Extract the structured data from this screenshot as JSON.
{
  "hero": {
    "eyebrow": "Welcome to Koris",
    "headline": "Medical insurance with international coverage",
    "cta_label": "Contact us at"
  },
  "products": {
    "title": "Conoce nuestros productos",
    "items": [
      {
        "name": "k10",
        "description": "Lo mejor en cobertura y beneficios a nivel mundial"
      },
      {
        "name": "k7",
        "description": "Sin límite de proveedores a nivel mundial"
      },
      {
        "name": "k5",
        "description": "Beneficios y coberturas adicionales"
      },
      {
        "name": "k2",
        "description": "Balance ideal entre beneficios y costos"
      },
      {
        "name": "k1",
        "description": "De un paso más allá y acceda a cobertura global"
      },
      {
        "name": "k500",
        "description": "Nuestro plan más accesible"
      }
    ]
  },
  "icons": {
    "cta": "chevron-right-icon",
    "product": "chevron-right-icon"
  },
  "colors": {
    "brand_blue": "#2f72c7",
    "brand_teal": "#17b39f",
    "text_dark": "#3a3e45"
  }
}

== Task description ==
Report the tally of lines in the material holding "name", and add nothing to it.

== Output below ==
6